● **Records shown**
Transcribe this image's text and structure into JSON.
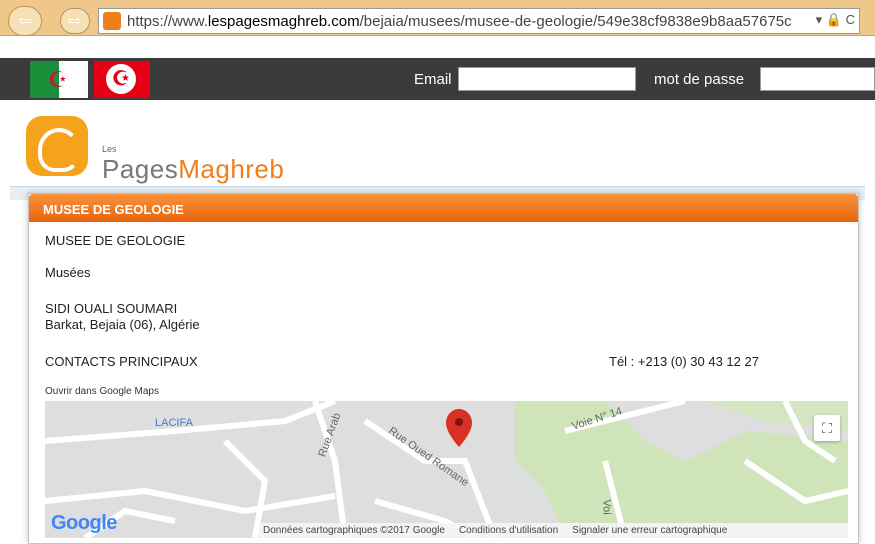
{
  "browser": {
    "url_prefix": "https://www.",
    "url_domain": "lespagesmaghreb.com",
    "url_path": "/bejaia/musees/musee-de-geologie/549e38cf9838e9b8aa57675c",
    "url_tools": "▾ 🔒 C"
  },
  "header": {
    "email_label": "Email",
    "password_label": "mot de passe"
  },
  "logo": {
    "les": "Les",
    "pages": "Pages",
    "maghreb": "Maghreb"
  },
  "panel": {
    "title": "MUSEE DE GEOLOGIE",
    "name": "MUSEE DE GEOLOGIE",
    "category": "Musées",
    "address_line1": "SIDI OUALI SOUMARI",
    "address_line2": "Barkat, Bejaia (06), Algérie",
    "contacts_heading": "CONTACTS PRINCIPAUX",
    "phone": "Tél : +213 (0) 30 43 12 27",
    "open_in_maps": "Ouvrir dans Google Maps"
  },
  "map": {
    "labels": {
      "lacifa": "LACIFA",
      "rue_arab": "Rue Arab",
      "rue_oued_romane": "Rue Oued Romane",
      "voie_n": "Voie N° 14",
      "voi": "Voi"
    },
    "google": "Google",
    "footer_data": "Données cartographiques ©2017 Google",
    "footer_terms": "Conditions d'utilisation",
    "footer_report": "Signaler une erreur cartographique"
  },
  "colors": {
    "accent": "#f07f1a",
    "header_bg": "#3b3b3b",
    "pin": "#d93025"
  }
}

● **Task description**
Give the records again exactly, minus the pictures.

● **Problem solution**
Transcribe this image's text and structure into JSON.
{
  "browser": {
    "url_prefix": "https://www.",
    "url_domain": "lespagesmaghreb.com",
    "url_path": "/bejaia/musees/musee-de-geologie/549e38cf9838e9b8aa57675c",
    "url_tools": "▾ 🔒 C"
  },
  "header": {
    "email_label": "Email",
    "password_label": "mot de passe"
  },
  "logo": {
    "les": "Les",
    "pages": "Pages",
    "maghreb": "Maghreb"
  },
  "panel": {
    "title": "MUSEE DE GEOLOGIE",
    "name": "MUSEE DE GEOLOGIE",
    "category": "Musées",
    "address_line1": "SIDI OUALI SOUMARI",
    "address_line2": "Barkat, Bejaia (06), Algérie",
    "contacts_heading": "CONTACTS PRINCIPAUX",
    "phone": "Tél : +213 (0) 30 43 12 27",
    "open_in_maps": "Ouvrir dans Google Maps"
  },
  "map": {
    "labels": {
      "lacifa": "LACIFA",
      "rue_arab": "Rue Arab",
      "rue_oued_romane": "Rue Oued Romane",
      "voie_n": "Voie N° 14",
      "voi": "Voi"
    },
    "google": "Google",
    "footer_data": "Données cartographiques ©2017 Google",
    "footer_terms": "Conditions d'utilisation",
    "footer_report": "Signaler une erreur cartographique"
  },
  "colors": {
    "accent": "#f07f1a",
    "header_bg": "#3b3b3b",
    "pin": "#d93025"
  }
}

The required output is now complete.